Performing with children raises other issues. The norovirus, for instance. Now, no one’s saying that “Nutcracker” kids aren’t adorable, nor that they shouldn’t be part of this ballet, which is, after all, centered on a child. Also, kids in the cast guarantee parents in the seats; i.e., ticket sales. Dancers are well aware of the economics of “The Nutcracker,” that its long run of shows — a month or more — and its family appeal can help fund a ballet company’s more artistically interesting but financially riskier productions for the rest of the year. Appearing in the first-act party scene, or swooping around as an angel or one of the little tykes popping out from Mother Ginger’s skirt is also good performing experience for young dance students freed wide fitting dance shoes. So kids in the cast — by all means, yes. But there can be a cost, as the Boston Ballet discovered last year..
Dancer Lawrence Rines recalls that one of the littlest dancers was sick with norovirus, but he didn’t know it (yet), and he wanted to perform anyway freed wide fitting dance shoes. He threw up in one of the dressing rooms. “Then, like wildfire, it spread, and by end, like, over 200 people had it, including kids, their parents, dancers, artistic staff,” Rines says. “There was a bit of hysteria.”. A cleaning team came in. Dancers were ordered to stay home if they had symptoms. “I did hear of a kid in the wings taking the hat off the costume and throwing up in the hat,” Rines says.
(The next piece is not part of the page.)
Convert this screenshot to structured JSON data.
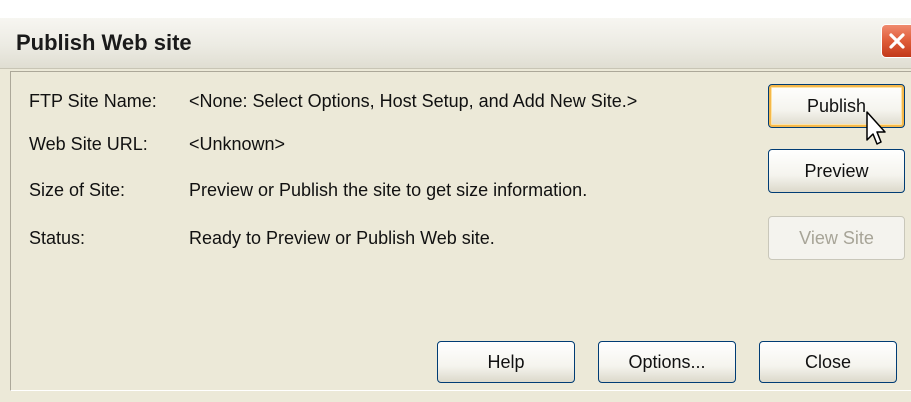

But no shows were canceled. They went on, of course, as they must..